Coder Perfect

Combining a FOR loop and an IF statement in Python.


I can use for loops and if statements on separate lines, for example:

>>> a = [2,3,4,5,6,7,8,9,0]
... xyz = [0,12,4,6,242,7,9]
... for x in xyz:
...     if x in a:
...         print(x)

And I know I can combine these using a list comprehension when the statements are simple, such as:

print([x for x in xyz if x in a])

But what I can’t find is a good example anywhere (to copy and learn from) demonstrating a complex set of commands (not just “print x”) that occur following a combination of a for loop and some if statements. Something along these lines, for example:

for x in xyz if x not in a:

Isn’t this how python is intended to function?

Asked by ChewyChunks

Solution #1

Generator expressions can be used in the following way:

gen = (x for x in xyz if x not in a)

for x in gen:

Answered by Kugel

Solution #2

According to The Zen of Python (which you should consult if you’re unsure whether your code is “Pythonic”):

Getting the sorted intersection of two sets in Python is as follows:

>>> sorted(set(a).intersection(xyz))
[0, 4, 6, 7, 9]

Or those xyz elements that aren’t in a:

>>> sorted(set(xyz).difference(a))
[12, 242]

However, you might wish to flatten a more complicated loop by iterating over a well-named generator expression and/or calling out to a well-named function. It is rarely “Pythonic” to try to fit everything on one line.

I’m not sure what you’re attempting to accomplish with enumerate, but if it’s a dictionary, you should probably utilize the keys, like in:

>>> a = {
...     2: 'Turtle Doves',
...     3: 'French Hens',
...     4: 'Colly Birds',
...     5: 'Gold Rings',
...     6: 'Geese-a-Laying',
...     7: 'Swans-a-Swimming',
...     8: 'Maids-a-Milking',
...     9: 'Ladies Dancing',
...     0: 'Camel Books',
... }
>>> xyz = [0, 12, 4, 6, 242, 7, 9]
>>> known_things = sorted(set(a.iterkeys()).intersection(xyz))
>>> unknown_things = sorted(set(xyz).difference(a.iterkeys()))
>>> for thing in known_things:
...     print 'I know about', a[thing]
I know about Camel Books
I know about Colly Birds
I know about Geese-a-Laying
I know about Swans-a-Swimming
I know about Ladies Dancing
>>> print '...but...'
>>> for thing in unknown_things:
...     print "I don't know what happened on the {0}th day of Christmas".format(thing)
I don't know what happened on the 12th day of Christmas
I don't know what happened on the 242th day of Christmas

Answered by Johnsyweb

Solution #3

The following is a condensed version of the accepted answer:

a = [2,3,4,5,6,7,8,9,0]
xyz = [0,12,4,6,242,7,9]

for x in (x for x in xyz if x not in a):


It’s worth noting that the generator was left in place.
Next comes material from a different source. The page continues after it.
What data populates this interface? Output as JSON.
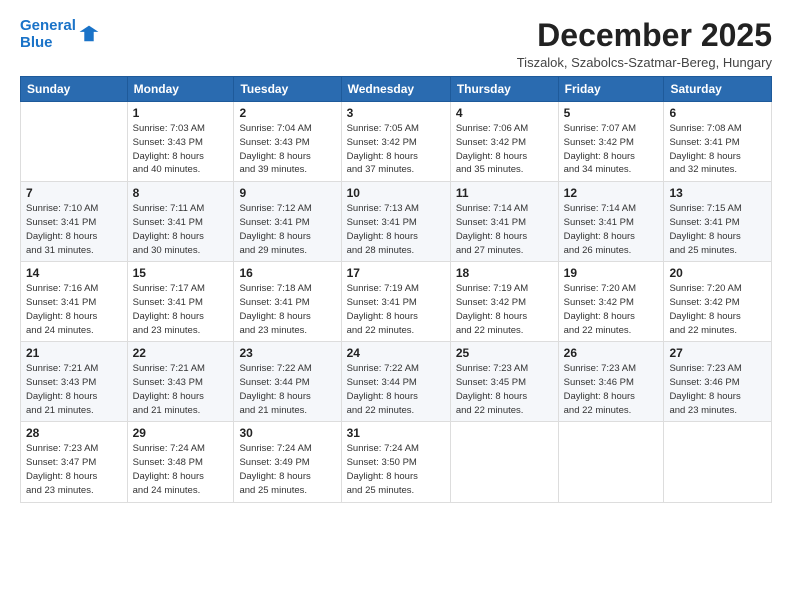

This was tested with Python 2.7 and Python 3.6 (note the parens in the print;)).

It is honestly cumbersome even so: the x is mentioned four times.
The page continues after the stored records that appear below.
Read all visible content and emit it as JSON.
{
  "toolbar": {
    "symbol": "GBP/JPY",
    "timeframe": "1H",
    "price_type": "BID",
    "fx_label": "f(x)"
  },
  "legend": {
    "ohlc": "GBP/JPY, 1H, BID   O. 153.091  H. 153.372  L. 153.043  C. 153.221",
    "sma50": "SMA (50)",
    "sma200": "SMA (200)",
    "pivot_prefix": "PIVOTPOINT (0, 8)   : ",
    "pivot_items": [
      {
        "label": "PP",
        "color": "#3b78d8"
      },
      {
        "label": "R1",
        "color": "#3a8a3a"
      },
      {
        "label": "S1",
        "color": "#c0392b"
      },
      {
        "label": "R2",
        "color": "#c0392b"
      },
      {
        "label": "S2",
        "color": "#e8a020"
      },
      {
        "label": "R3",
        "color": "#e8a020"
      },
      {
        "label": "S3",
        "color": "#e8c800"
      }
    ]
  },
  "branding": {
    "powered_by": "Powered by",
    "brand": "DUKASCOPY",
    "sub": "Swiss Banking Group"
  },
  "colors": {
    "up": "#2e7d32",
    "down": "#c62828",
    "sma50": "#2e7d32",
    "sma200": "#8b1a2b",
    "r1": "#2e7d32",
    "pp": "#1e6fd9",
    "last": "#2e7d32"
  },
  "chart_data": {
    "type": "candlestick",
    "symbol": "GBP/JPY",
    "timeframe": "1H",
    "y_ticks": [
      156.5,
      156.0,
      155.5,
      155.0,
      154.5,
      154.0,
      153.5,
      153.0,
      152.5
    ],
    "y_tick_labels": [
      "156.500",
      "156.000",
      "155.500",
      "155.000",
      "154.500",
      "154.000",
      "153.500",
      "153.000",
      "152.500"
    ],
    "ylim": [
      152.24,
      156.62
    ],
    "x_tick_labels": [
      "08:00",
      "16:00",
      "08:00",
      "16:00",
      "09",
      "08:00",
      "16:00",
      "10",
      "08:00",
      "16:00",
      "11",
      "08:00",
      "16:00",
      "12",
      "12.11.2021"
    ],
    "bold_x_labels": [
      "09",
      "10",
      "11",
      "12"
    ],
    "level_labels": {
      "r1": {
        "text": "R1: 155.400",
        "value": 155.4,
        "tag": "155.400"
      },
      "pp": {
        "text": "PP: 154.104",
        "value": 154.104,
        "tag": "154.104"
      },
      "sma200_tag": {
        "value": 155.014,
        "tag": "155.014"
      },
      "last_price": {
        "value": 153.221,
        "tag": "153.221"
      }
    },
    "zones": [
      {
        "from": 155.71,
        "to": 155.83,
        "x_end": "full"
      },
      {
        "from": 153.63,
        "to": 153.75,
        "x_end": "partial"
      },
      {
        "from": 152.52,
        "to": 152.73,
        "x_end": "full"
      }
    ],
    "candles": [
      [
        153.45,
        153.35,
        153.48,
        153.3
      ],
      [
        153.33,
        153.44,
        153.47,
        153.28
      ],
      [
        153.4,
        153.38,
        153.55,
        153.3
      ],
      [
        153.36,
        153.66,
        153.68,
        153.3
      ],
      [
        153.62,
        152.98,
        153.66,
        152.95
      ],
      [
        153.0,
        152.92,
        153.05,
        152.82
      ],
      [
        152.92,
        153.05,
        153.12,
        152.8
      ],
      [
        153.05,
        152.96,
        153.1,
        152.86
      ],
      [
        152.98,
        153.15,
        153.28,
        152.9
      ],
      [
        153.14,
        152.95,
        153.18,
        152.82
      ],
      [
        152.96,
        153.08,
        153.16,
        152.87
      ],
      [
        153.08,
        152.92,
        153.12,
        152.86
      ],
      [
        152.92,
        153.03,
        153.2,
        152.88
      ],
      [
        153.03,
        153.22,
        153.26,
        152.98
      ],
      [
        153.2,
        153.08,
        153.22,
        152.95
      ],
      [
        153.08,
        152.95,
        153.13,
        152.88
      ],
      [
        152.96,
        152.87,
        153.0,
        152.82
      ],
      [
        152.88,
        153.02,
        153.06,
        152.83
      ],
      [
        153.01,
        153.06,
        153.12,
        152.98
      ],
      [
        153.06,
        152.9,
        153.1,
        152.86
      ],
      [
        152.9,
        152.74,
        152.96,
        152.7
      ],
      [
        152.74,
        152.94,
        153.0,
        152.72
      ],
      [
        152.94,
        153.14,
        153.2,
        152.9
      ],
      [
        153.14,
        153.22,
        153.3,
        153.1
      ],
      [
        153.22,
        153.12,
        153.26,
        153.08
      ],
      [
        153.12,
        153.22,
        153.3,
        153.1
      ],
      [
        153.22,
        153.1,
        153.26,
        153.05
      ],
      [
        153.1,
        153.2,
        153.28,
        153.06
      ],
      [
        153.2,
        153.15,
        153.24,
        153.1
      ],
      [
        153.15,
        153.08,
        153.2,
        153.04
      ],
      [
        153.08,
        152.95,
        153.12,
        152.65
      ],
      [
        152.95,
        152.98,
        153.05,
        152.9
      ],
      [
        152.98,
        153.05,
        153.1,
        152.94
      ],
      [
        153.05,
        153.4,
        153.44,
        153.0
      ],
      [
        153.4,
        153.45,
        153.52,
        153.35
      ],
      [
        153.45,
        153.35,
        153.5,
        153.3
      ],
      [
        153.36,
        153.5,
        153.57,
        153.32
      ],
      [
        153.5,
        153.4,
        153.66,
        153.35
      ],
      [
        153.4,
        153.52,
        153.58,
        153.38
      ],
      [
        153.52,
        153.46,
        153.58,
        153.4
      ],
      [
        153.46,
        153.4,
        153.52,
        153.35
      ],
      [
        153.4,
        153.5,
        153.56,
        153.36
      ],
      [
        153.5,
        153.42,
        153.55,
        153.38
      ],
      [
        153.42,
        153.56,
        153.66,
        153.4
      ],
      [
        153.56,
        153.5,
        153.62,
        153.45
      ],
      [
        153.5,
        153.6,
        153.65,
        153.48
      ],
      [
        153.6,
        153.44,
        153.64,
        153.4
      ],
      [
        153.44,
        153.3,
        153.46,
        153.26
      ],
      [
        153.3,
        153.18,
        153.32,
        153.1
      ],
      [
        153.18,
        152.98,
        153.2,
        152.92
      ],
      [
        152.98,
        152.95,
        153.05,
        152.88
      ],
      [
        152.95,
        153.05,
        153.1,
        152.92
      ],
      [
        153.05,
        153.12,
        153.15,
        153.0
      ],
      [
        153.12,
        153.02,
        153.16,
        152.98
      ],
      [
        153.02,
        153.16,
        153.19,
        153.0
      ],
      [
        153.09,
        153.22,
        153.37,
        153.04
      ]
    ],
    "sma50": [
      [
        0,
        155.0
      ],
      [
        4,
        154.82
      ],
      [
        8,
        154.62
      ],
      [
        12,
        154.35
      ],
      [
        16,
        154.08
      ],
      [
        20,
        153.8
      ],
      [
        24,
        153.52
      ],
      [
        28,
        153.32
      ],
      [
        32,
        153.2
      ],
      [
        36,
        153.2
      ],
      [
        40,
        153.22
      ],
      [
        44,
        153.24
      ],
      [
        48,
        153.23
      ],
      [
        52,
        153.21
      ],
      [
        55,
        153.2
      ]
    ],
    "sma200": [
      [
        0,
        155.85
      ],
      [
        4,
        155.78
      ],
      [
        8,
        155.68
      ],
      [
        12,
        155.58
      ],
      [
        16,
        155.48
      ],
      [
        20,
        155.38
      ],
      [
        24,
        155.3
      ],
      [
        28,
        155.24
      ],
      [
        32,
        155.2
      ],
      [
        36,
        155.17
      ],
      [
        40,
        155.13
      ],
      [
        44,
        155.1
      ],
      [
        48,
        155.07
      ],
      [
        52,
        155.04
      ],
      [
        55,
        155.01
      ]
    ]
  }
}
Answered by WestCoastProjects

Solution #4

This, in my opinion, is the most attractive version:

a = [2,3,4,5,6,7,8,9,0]
xyz = [0,12,4,6,242,7,9]
for x in filter(lambda w: w in a, xyz):
  print x

If you don’t want to utilize lambda, you can use partial function application and the operator module instead (that provides functions of most operators).
from operator import contains
from functools import partial
print(list(filter(partial(contains, a), xyz)))

Answered by Alexander Oh

Solution #5

I’d most likely use:

for x in xyz: 
    if x not in a:

Answered by Wim Feijen

Post is based on